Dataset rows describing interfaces
◆ ◆ ◆ ◆
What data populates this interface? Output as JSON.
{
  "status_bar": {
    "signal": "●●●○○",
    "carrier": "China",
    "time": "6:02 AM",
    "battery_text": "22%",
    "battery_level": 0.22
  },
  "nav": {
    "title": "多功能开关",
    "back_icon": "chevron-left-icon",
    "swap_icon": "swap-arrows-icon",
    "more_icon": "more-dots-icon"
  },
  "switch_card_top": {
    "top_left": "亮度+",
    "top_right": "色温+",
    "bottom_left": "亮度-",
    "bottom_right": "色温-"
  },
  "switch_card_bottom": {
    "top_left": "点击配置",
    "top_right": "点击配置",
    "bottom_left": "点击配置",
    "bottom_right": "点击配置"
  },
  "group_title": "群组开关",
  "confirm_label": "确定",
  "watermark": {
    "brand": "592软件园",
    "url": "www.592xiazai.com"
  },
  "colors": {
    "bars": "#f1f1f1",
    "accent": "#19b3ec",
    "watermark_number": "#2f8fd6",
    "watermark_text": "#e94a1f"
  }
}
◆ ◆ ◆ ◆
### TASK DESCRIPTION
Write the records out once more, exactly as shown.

### COMPLETED TASK
What data populates this interface? Output as JSON.
{
  "status_bar": {
    "signal": "●●●○○",
    "carrier": "China",
    "time": "6:02 AM",
    "battery_text": "22%",
    "battery_level": 0.22
  },
  "nav": {
    "title": "多功能开关",
    "back_icon": "chevron-left-icon",
    "swap_icon": "swap-arrows-icon",
    "more_icon": "more-dots-icon"
  },
  "switch_card_top": {
    "top_left": "亮度+",
    "top_right": "色温+",
    "bottom_left": "亮度-",
    "bottom_right": "色温-"
  },
  "switch_card_bottom": {
    "top_left": "点击配置",
    "top_right": "点击配置",
    "bottom_left": "点击配置",
    "bottom_right": "点击配置"
  },
  "group_title": "群组开关",
  "confirm_label": "确定",
  "watermark": {
    "brand": "592软件园",
    "url": "www.592xiazai.com"
  },
  "colors": {
    "bars": "#f1f1f1",
    "accent": "#19b3ec",
    "watermark_number": "#2f8fd6",
    "watermark_text": "#e94a1f"
  }
}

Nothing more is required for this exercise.